## [What you will do]
An exact copy of all records is expected, minus the images.

## [The input]

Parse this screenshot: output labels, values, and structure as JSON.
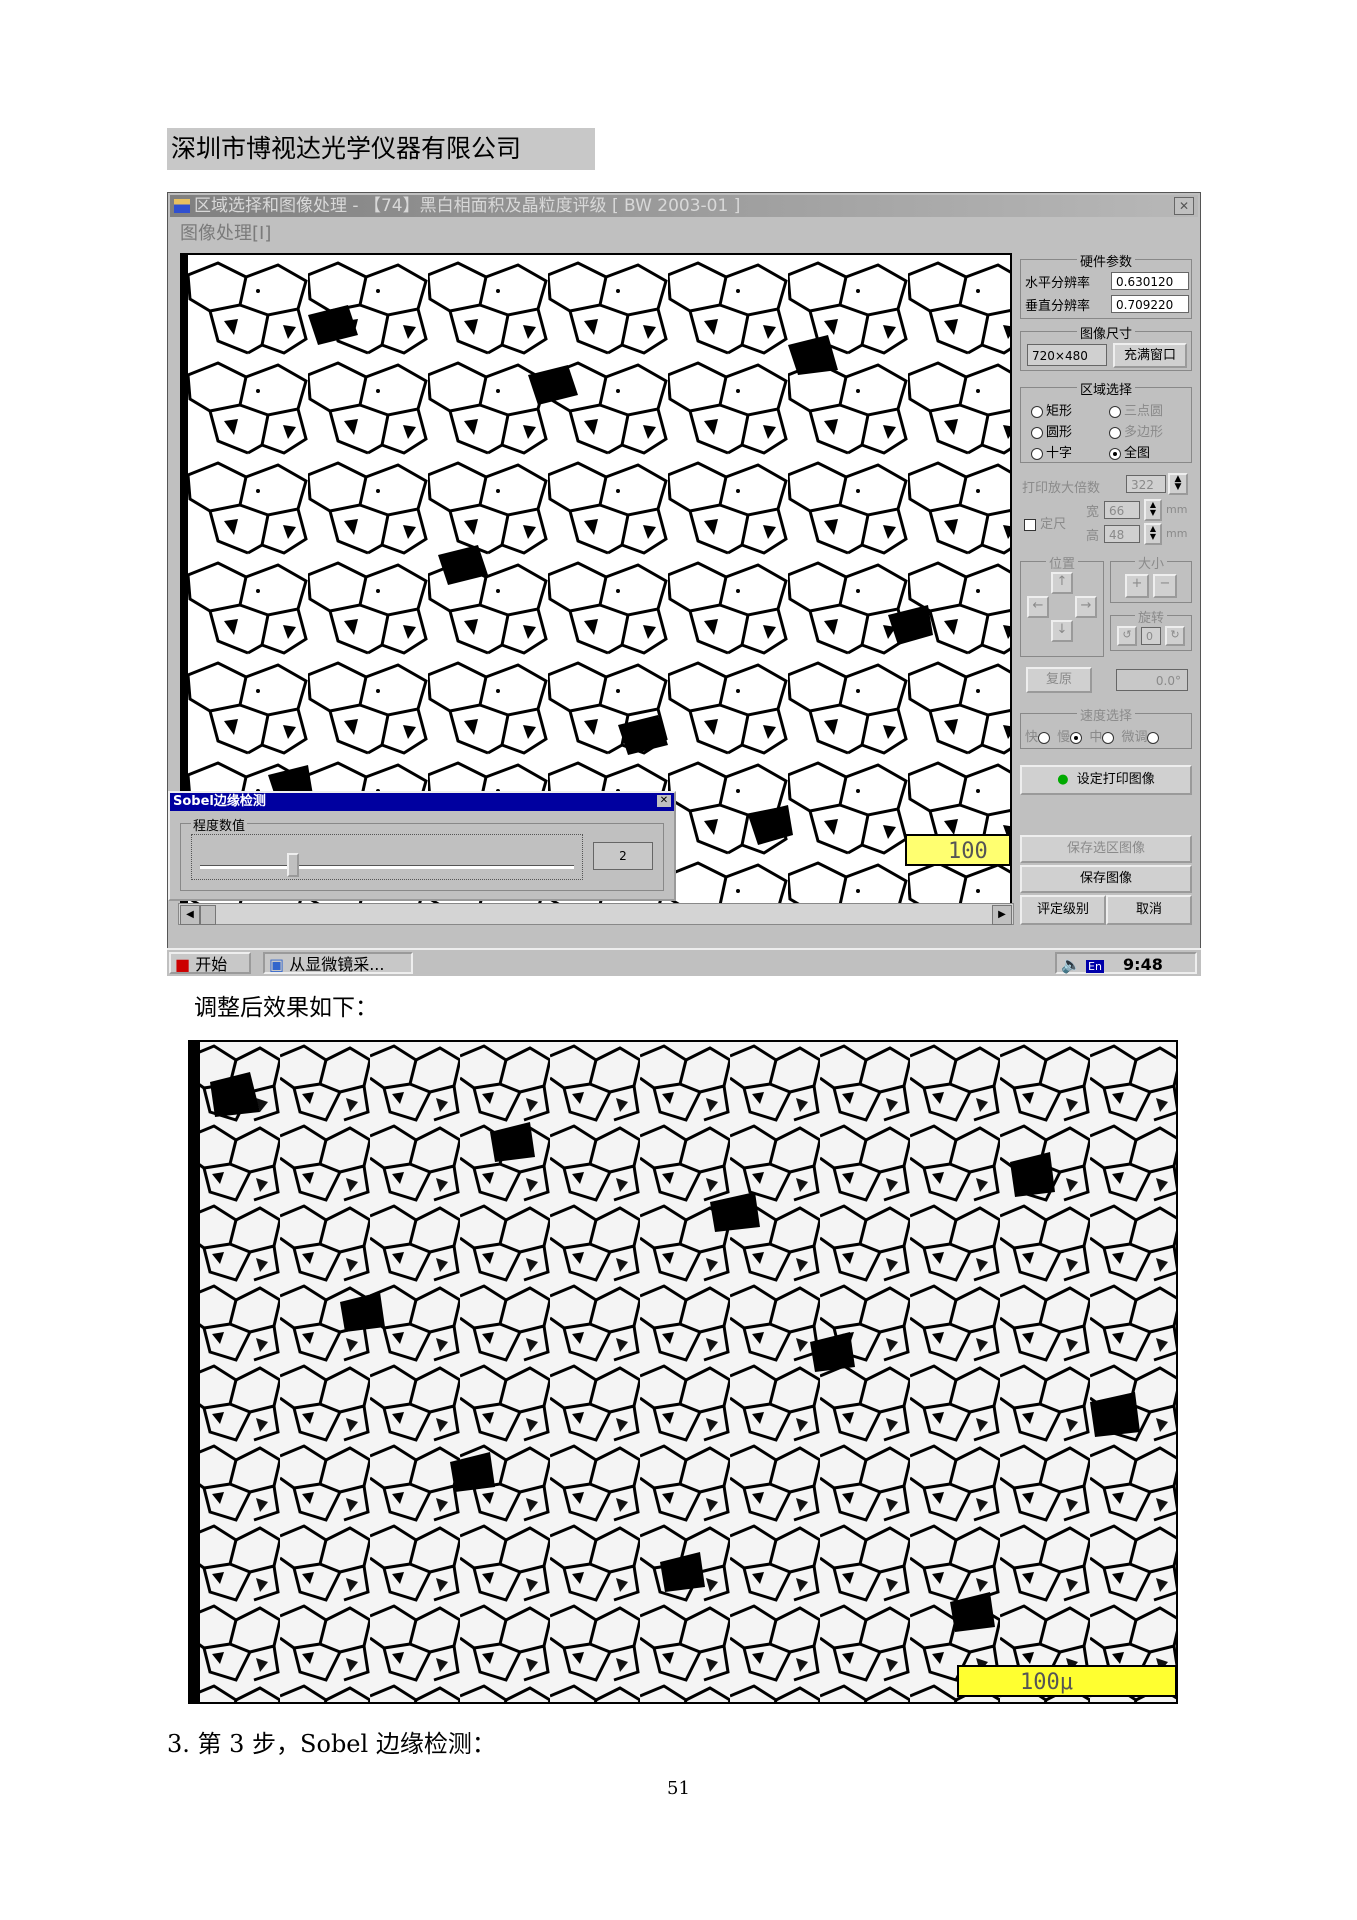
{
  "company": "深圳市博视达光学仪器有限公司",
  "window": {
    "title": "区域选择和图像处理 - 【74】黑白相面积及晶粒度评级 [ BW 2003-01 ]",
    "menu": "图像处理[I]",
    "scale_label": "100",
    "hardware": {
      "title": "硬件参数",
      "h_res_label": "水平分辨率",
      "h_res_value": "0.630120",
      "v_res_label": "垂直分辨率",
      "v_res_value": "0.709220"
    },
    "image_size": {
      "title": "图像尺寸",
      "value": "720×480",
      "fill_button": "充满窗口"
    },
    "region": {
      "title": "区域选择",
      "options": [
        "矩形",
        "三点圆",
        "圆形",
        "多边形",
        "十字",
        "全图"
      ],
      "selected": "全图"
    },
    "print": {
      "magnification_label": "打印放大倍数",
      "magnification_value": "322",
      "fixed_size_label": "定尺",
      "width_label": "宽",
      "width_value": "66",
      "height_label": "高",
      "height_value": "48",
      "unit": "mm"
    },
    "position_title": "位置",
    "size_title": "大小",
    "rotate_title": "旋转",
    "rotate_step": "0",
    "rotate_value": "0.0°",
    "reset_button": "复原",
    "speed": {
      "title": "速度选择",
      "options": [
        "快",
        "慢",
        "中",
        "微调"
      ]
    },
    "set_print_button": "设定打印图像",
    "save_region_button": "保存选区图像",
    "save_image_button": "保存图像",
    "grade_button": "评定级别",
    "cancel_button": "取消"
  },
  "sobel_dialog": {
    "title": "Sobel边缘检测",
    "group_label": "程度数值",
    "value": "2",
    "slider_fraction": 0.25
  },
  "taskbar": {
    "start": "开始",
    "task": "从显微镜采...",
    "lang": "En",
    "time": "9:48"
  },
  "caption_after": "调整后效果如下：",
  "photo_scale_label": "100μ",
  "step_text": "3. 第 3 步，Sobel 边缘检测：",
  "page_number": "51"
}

## [Written response]
Parse this screenshot: output labels, values, and structure as JSON.
{
  "company": "深圳市博视达光学仪器有限公司",
  "window": {
    "title": "区域选择和图像处理 - 【74】黑白相面积及晶粒度评级 [ BW 2003-01 ]",
    "menu": "图像处理[I]",
    "scale_label": "100",
    "hardware": {
      "title": "硬件参数",
      "h_res_label": "水平分辨率",
      "h_res_value": "0.630120",
      "v_res_label": "垂直分辨率",
      "v_res_value": "0.709220"
    },
    "image_size": {
      "title": "图像尺寸",
      "value": "720×480",
      "fill_button": "充满窗口"
    },
    "region": {
      "title": "区域选择",
      "options": [
        "矩形",
        "三点圆",
        "圆形",
        "多边形",
        "十字",
        "全图"
      ],
      "selected": "全图"
    },
    "print": {
      "magnification_label": "打印放大倍数",
      "magnification_value": "322",
      "fixed_size_label": "定尺",
      "width_label": "宽",
      "width_value": "66",
      "height_label": "高",
      "height_value": "48",
      "unit": "mm"
    },
    "position_title": "位置",
    "size_title": "大小",
    "rotate_title": "旋转",
    "rotate_step": "0",
    "rotate_value": "0.0°",
    "reset_button": "复原",
    "speed": {
      "title": "速度选择",
      "options": [
        "快",
        "慢",
        "中",
        "微调"
      ]
    },
    "set_print_button": "设定打印图像",
    "save_region_button": "保存选区图像",
    "save_image_button": "保存图像",
    "grade_button": "评定级别",
    "cancel_button": "取消"
  },
  "sobel_dialog": {
    "title": "Sobel边缘检测",
    "group_label": "程度数值",
    "value": "2",
    "slider_fraction": 0.25
  },
  "taskbar": {
    "start": "开始",
    "task": "从显微镜采...",
    "lang": "En",
    "time": "9:48"
  },
  "caption_after": "调整后效果如下：",
  "photo_scale_label": "100μ",
  "step_text": "3. 第 3 步，Sobel 边缘检测：",
  "page_number": "51"
}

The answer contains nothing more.